[Task objective]
Find the number of lines below in which the word "打开宝贝" occurs. Write only that number.

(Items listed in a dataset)
-------
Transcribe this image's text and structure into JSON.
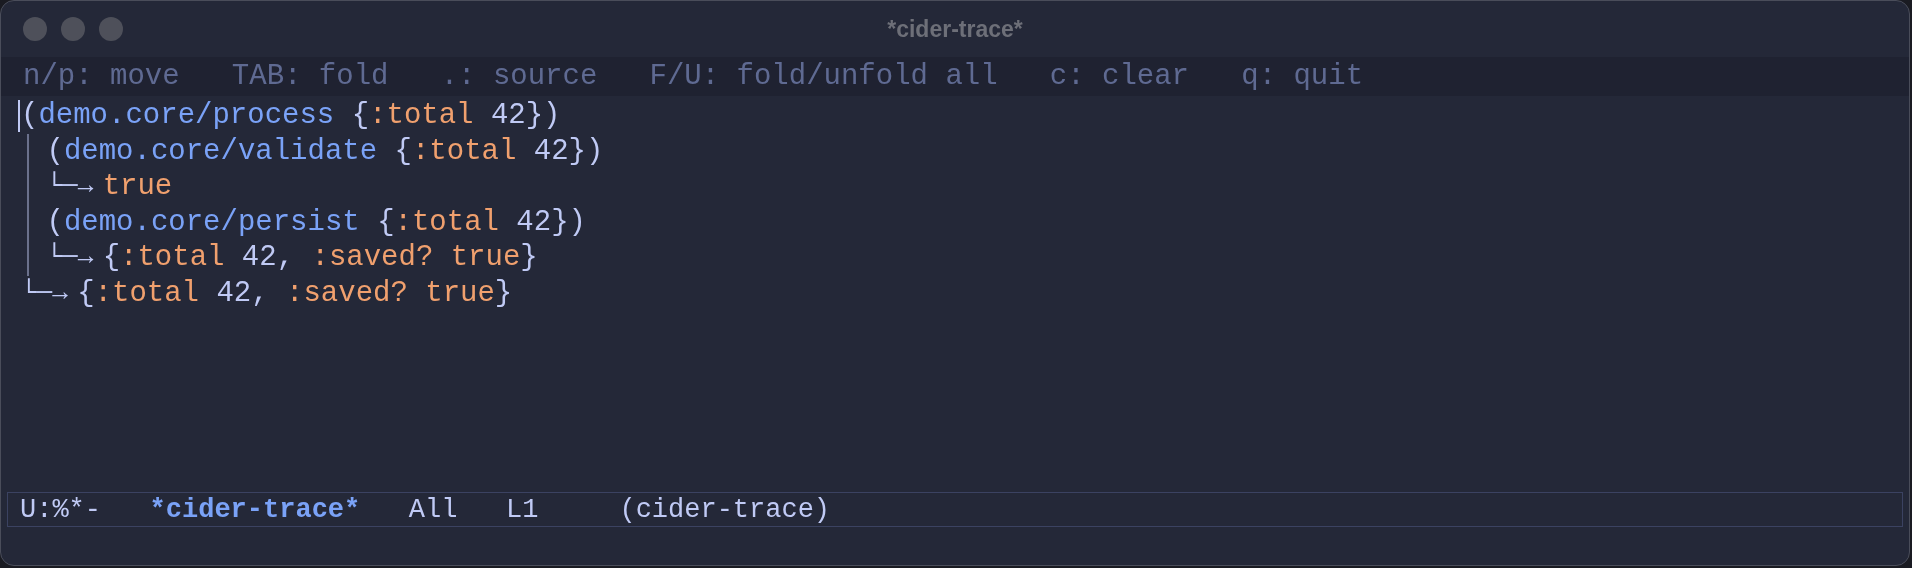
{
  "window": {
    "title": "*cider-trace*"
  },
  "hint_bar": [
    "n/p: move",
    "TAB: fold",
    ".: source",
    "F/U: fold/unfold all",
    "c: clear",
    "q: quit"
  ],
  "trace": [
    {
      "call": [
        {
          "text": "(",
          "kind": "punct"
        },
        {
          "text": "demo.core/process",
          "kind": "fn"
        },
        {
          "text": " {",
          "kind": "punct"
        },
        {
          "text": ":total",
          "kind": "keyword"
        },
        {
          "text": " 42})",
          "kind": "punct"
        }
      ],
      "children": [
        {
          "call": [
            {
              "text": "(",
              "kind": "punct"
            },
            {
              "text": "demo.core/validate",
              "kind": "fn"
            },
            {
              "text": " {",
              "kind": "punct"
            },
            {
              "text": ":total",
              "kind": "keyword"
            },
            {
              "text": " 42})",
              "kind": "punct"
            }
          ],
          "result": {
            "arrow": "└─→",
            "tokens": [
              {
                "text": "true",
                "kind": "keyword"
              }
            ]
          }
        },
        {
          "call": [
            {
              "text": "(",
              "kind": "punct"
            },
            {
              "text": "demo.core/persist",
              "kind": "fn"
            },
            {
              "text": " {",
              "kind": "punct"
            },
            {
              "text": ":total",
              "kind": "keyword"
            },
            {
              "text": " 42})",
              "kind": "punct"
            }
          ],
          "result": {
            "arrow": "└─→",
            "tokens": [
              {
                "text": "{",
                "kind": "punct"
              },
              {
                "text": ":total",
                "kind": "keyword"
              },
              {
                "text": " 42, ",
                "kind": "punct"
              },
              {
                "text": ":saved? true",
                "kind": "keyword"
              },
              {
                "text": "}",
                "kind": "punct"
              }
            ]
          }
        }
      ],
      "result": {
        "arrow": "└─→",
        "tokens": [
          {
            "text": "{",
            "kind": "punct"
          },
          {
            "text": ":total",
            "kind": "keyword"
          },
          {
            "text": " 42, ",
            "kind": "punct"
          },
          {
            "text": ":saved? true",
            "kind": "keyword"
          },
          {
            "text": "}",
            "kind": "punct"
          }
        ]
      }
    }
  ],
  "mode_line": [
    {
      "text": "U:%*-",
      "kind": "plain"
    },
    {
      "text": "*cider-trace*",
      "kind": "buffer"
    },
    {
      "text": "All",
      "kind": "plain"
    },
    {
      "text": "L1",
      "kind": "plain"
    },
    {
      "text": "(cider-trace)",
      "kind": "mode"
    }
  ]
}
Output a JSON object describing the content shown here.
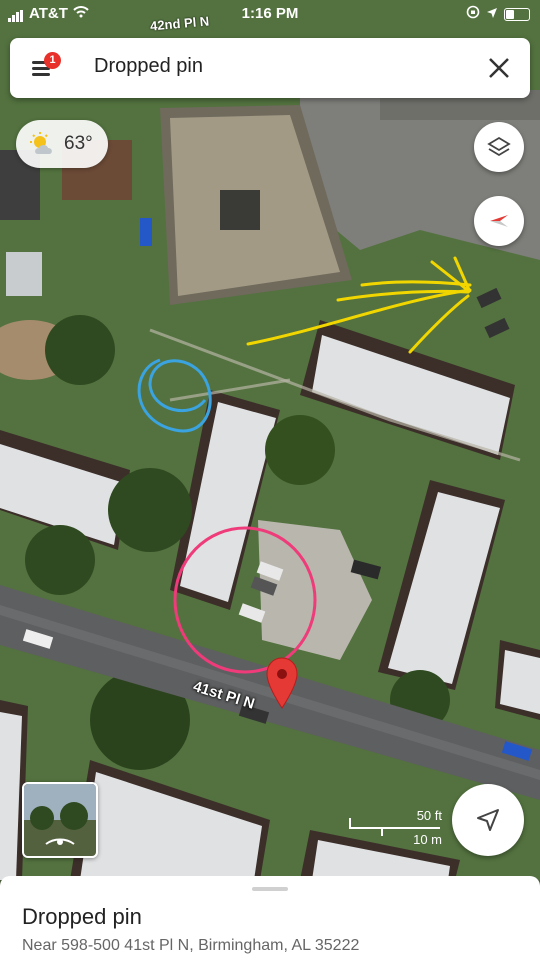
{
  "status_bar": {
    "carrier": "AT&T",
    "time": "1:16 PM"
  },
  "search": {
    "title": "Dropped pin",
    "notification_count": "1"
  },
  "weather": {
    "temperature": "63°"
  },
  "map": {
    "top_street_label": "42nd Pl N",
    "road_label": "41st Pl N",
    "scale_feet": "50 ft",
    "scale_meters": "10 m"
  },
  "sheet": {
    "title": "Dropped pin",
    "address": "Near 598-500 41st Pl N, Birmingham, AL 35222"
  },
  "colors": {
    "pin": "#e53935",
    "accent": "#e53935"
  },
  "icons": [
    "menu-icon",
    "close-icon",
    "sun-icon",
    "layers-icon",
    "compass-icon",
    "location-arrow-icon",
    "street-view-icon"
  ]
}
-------
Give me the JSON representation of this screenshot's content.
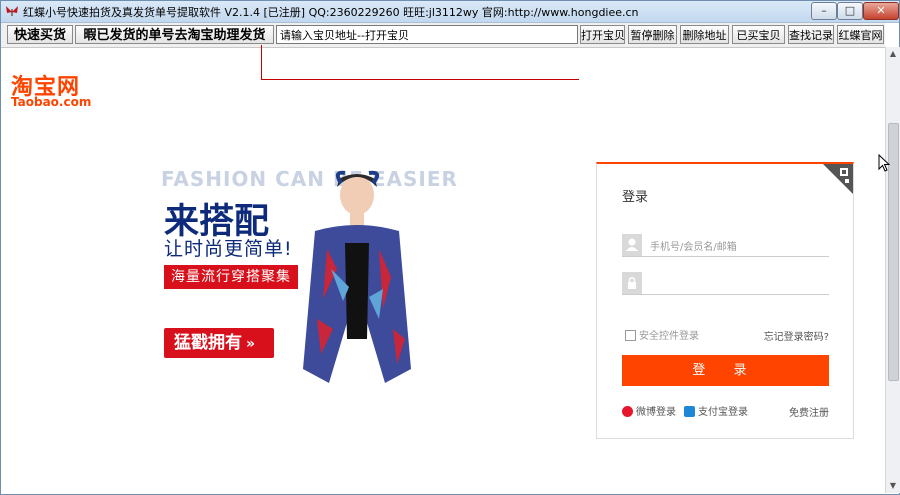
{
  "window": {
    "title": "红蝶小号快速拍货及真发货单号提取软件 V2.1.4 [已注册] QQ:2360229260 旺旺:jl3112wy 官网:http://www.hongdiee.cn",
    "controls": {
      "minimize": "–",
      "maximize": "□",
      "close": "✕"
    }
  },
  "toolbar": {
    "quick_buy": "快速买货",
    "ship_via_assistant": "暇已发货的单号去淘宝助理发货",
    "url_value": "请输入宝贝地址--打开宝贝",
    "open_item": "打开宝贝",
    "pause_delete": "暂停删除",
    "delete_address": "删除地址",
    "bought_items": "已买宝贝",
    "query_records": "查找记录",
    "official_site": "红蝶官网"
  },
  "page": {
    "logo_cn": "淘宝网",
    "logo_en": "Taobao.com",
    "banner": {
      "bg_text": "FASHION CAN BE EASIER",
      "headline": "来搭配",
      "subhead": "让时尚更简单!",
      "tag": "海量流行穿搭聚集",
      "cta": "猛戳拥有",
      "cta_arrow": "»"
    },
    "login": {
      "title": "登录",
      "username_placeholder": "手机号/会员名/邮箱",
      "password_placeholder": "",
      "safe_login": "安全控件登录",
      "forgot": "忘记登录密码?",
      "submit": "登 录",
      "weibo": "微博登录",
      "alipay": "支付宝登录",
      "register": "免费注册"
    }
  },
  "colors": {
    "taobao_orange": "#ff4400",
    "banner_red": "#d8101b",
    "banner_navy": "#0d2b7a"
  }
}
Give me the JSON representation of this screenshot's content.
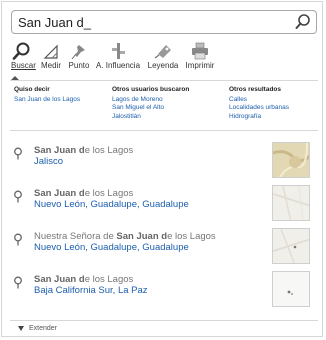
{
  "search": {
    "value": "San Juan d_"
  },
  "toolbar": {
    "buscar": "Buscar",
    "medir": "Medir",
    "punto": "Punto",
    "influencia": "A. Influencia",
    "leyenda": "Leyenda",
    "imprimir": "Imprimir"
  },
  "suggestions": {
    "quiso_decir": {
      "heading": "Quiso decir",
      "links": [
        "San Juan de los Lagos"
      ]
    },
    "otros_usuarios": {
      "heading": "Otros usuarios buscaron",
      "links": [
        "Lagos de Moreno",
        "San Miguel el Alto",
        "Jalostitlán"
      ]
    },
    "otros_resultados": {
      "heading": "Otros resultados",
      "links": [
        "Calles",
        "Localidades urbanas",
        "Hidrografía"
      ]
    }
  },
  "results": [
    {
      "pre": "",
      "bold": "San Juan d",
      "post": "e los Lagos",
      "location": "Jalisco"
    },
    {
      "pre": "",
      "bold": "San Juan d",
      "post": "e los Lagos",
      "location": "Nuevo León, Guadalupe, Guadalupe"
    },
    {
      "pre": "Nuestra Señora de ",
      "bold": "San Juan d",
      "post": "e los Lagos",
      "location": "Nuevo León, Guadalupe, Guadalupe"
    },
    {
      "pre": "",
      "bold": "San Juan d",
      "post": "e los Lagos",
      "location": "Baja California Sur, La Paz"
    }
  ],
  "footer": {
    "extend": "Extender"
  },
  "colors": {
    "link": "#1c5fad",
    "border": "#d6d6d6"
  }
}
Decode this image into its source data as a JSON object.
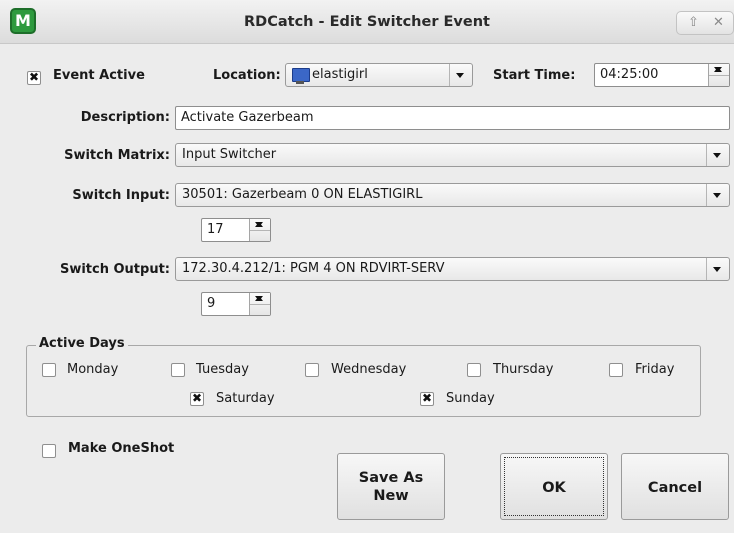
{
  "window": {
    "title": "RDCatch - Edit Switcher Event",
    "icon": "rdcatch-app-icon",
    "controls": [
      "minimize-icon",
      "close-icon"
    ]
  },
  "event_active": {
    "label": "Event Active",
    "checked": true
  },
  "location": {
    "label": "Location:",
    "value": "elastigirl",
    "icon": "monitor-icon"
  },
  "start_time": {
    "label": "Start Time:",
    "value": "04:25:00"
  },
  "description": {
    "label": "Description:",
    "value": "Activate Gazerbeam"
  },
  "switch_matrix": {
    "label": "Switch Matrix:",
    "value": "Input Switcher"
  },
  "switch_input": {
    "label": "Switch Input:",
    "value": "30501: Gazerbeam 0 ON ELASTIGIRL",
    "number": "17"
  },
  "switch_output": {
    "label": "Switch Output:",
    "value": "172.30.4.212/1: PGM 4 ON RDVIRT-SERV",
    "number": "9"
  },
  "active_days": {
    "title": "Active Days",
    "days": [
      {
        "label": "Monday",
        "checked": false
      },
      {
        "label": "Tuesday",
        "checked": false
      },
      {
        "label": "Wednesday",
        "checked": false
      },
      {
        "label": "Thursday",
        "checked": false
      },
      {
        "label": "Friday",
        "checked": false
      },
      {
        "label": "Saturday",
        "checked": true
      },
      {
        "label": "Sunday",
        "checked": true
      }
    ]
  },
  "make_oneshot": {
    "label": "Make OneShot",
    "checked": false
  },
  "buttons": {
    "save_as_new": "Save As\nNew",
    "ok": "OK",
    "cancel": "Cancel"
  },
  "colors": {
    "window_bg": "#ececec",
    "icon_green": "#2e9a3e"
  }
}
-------
[Reply]
2